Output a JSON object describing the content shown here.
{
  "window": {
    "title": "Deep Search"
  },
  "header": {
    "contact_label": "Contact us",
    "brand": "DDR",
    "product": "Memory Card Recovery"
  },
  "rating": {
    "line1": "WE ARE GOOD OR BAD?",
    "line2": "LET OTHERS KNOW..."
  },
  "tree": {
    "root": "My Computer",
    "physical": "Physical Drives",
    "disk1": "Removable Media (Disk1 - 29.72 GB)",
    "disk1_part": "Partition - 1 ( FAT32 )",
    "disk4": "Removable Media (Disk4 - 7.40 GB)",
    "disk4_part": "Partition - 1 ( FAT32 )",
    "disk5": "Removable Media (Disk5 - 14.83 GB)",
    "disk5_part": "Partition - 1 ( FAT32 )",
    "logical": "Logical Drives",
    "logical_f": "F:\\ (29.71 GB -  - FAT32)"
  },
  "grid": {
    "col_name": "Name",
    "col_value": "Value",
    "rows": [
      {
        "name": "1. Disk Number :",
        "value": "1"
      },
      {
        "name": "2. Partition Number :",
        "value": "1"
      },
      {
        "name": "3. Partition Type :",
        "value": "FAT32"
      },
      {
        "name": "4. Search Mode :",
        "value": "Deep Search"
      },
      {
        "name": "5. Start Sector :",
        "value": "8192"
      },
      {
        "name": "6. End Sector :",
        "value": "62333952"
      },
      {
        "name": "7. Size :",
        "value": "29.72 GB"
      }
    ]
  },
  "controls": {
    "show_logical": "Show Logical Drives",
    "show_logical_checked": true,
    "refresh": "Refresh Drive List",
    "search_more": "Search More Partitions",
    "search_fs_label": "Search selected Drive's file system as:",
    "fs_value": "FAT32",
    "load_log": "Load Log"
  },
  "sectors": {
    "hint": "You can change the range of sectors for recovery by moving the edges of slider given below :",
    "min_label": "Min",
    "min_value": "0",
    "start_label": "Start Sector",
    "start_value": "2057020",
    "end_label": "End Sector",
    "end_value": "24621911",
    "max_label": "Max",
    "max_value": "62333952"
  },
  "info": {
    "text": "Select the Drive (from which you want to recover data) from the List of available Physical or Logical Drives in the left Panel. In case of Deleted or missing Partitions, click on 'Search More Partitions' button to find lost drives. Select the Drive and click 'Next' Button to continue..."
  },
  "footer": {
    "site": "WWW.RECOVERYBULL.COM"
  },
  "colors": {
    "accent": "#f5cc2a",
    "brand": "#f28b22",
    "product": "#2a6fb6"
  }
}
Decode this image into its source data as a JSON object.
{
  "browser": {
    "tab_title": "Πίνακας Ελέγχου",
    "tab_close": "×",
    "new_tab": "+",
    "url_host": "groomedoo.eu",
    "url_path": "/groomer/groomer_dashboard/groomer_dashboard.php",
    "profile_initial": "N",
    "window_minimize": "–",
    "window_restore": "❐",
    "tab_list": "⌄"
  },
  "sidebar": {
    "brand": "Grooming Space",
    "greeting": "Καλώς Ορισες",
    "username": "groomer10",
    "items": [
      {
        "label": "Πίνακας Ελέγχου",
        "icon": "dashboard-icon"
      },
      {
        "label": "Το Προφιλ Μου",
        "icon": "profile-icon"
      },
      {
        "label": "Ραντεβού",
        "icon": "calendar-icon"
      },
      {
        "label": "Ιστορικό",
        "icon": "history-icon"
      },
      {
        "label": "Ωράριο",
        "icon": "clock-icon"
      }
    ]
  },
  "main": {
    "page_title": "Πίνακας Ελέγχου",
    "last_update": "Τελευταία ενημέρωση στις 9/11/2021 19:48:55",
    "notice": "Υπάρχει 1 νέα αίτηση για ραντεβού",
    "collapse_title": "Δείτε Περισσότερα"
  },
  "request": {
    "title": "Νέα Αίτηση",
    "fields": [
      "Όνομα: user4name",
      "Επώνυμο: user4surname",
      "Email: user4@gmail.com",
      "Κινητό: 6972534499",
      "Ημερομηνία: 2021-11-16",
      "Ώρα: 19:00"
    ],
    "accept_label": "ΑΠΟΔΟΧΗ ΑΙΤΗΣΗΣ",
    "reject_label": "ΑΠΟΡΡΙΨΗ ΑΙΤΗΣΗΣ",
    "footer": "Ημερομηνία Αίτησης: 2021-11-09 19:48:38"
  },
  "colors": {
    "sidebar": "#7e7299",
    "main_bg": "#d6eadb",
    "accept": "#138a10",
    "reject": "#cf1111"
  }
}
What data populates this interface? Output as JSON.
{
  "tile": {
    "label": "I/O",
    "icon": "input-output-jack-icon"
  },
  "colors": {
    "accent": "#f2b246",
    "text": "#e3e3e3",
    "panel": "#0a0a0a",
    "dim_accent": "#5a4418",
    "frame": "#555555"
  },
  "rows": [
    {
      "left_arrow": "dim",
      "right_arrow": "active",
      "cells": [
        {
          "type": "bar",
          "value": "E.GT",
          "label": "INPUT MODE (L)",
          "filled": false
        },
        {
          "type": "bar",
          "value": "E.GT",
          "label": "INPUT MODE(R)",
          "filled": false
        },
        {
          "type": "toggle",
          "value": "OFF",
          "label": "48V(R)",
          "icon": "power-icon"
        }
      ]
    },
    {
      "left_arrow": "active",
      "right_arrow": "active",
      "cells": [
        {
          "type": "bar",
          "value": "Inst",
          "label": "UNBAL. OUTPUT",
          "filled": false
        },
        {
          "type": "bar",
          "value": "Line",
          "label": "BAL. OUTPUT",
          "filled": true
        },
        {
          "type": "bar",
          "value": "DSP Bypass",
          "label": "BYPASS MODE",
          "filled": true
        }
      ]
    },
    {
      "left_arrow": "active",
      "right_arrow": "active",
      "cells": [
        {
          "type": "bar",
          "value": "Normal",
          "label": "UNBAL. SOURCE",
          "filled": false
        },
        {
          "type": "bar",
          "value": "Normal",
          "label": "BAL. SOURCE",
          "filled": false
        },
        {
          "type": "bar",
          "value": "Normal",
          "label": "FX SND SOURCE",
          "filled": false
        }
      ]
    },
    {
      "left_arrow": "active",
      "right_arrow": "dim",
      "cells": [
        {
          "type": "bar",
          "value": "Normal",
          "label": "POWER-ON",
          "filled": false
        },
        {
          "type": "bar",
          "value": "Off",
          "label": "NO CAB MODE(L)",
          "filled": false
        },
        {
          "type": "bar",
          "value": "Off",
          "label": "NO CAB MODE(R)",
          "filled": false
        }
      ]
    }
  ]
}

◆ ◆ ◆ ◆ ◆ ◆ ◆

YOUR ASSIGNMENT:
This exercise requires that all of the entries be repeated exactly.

WRITTEN RESPONSE:
Output a JSON object describing the content shown here.
{
  "window": {
    "title": "Deep Search"
  },
  "header": {
    "contact_label": "Contact us",
    "brand": "DDR",
    "product": "Memory Card Recovery"
  },
  "rating": {
    "line1": "WE ARE GOOD OR BAD?",
    "line2": "LET OTHERS KNOW..."
  },
  "tree": {
    "root": "My Computer",
    "physical": "Physical Drives",
    "disk1": "Removable Media (Disk1 - 29.72 GB)",
    "disk1_part": "Partition - 1 ( FAT32 )",
    "disk4": "Removable Media (Disk4 - 7.40 GB)",
    "disk4_part": "Partition - 1 ( FAT32 )",
    "disk5": "Removable Media (Disk5 - 14.83 GB)",
    "disk5_part": "Partition - 1 ( FAT32 )",
    "logical": "Logical Drives",
    "logical_f": "F:\\ (29.71 GB -  - FAT32)"
  },
  "grid": {
    "col_name": "Name",
    "col_value": "Value",
    "rows": [
      {
        "name": "1. Disk Number :",
        "value": "1"
      },
      {
        "name": "2. Partition Number :",
        "value": "1"
      },
      {
        "name": "3. Partition Type :",
        "value": "FAT32"
      },
      {
        "name": "4. Search Mode :",
        "value": "Deep Search"
      },
      {
        "name": "5. Start Sector :",
        "value": "8192"
      },
      {
        "name": "6. End Sector :",
        "value": "62333952"
      },
      {
        "name": "7. Size :",
        "value": "29.72 GB"
      }
    ]
  },
  "controls": {
    "show_logical": "Show Logical Drives",
    "show_logical_checked": true,
    "refresh": "Refresh Drive List",
    "search_more": "Search More Partitions",
    "search_fs_label": "Search selected Drive's file system as:",
    "fs_value": "FAT32",
    "load_log": "Load Log"
  },
  "sectors": {
    "hint": "You can change the range of sectors for recovery by moving the edges of slider given below :",
    "min_label": "Min",
    "min_value": "0",
    "start_label": "Start Sector",
    "start_value": "2057020",
    "end_label": "End Sector",
    "end_value": "24621911",
    "max_label": "Max",
    "max_value": "62333952"
  },
  "info": {
    "text": "Select the Drive (from which you want to recover data) from the List of available Physical or Logical Drives in the left Panel. In case of Deleted or missing Partitions, click on 'Search More Partitions' button to find lost drives. Select the Drive and click 'Next' Button to continue..."
  },
  "footer": {
    "site": "WWW.RECOVERYBULL.COM"
  },
  "colors": {
    "accent": "#f5cc2a",
    "brand": "#f28b22",
    "product": "#2a6fb6"
  }
}
Decode this image into its source data as a JSON object.
{
  "browser": {
    "tab_title": "Πίνακας Ελέγχου",
    "tab_close": "×",
    "new_tab": "+",
    "url_host": "groomedoo.eu",
    "url_path": "/groomer/groomer_dashboard/groomer_dashboard.php",
    "profile_initial": "N",
    "window_minimize": "–",
    "window_restore": "❐",
    "tab_list": "⌄"
  },
  "sidebar": {
    "brand": "Grooming Space",
    "greeting": "Καλώς Ορισες",
    "username": "groomer10",
    "items": [
      {
        "label": "Πίνακας Ελέγχου",
        "icon": "dashboard-icon"
      },
      {
        "label": "Το Προφιλ Μου",
        "icon": "profile-icon"
      },
      {
        "label": "Ραντεβού",
        "icon": "calendar-icon"
      },
      {
        "label": "Ιστορικό",
        "icon": "history-icon"
      },
      {
        "label": "Ωράριο",
        "icon": "clock-icon"
      }
    ]
  },
  "main": {
    "page_title": "Πίνακας Ελέγχου",
    "last_update": "Τελευταία ενημέρωση στις 9/11/2021 19:48:55",
    "notice": "Υπάρχει 1 νέα αίτηση για ραντεβού",
    "collapse_title": "Δείτε Περισσότερα"
  },
  "request": {
    "title": "Νέα Αίτηση",
    "fields": [
      "Όνομα: user4name",
      "Επώνυμο: user4surname",
      "Email: user4@gmail.com",
      "Κινητό: 6972534499",
      "Ημερομηνία: 2021-11-16",
      "Ώρα: 19:00"
    ],
    "accept_label": "ΑΠΟΔΟΧΗ ΑΙΤΗΣΗΣ",
    "reject_label": "ΑΠΟΡΡΙΨΗ ΑΙΤΗΣΗΣ",
    "footer": "Ημερομηνία Αίτησης: 2021-11-09 19:48:38"
  },
  "colors": {
    "sidebar": "#7e7299",
    "main_bg": "#d6eadb",
    "accept": "#138a10",
    "reject": "#cf1111"
  }
}
What data populates this interface? Output as JSON.
{
  "tile": {
    "label": "I/O",
    "icon": "input-output-jack-icon"
  },
  "colors": {
    "accent": "#f2b246",
    "text": "#e3e3e3",
    "panel": "#0a0a0a",
    "dim_accent": "#5a4418",
    "frame": "#555555"
  },
  "rows": [
    {
      "left_arrow": "dim",
      "right_arrow": "active",
      "cells": [
        {
          "type": "bar",
          "value": "E.GT",
          "label": "INPUT MODE (L)",
          "filled": false
        },
        {
          "type": "bar",
          "value": "E.GT",
          "label": "INPUT MODE(R)",
          "filled": false
        },
        {
          "type": "toggle",
          "value": "OFF",
          "label": "48V(R)",
          "icon": "power-icon"
        }
      ]
    },
    {
      "left_arrow": "active",
      "right_arrow": "active",
      "cells": [
        {
          "type": "bar",
          "value": "Inst",
          "label": "UNBAL. OUTPUT",
          "filled": false
        },
        {
          "type": "bar",
          "value": "Line",
          "label": "BAL. OUTPUT",
          "filled": true
        },
        {
          "type": "bar",
          "value": "DSP Bypass",
          "label": "BYPASS MODE",
          "filled": true
        }
      ]
    },
    {
      "left_arrow": "active",
      "right_arrow": "active",
      "cells": [
        {
          "type": "bar",
          "value": "Normal",
          "label": "UNBAL. SOURCE",
          "filled": false
        },
        {
          "type": "bar",
          "value": "Normal",
          "label": "BAL. SOURCE",
          "filled": false
        },
        {
          "type": "bar",
          "value": "Normal",
          "label": "FX SND SOURCE",
          "filled": false
        }
      ]
    },
    {
      "left_arrow": "active",
      "right_arrow": "dim",
      "cells": [
        {
          "type": "bar",
          "value": "Normal",
          "label": "POWER-ON",
          "filled": false
        },
        {
          "type": "bar",
          "value": "Off",
          "label": "NO CAB MODE(L)",
          "filled": false
        },
        {
          "type": "bar",
          "value": "Off",
          "label": "NO CAB MODE(R)",
          "filled": false
        }
      ]
    }
  ]
}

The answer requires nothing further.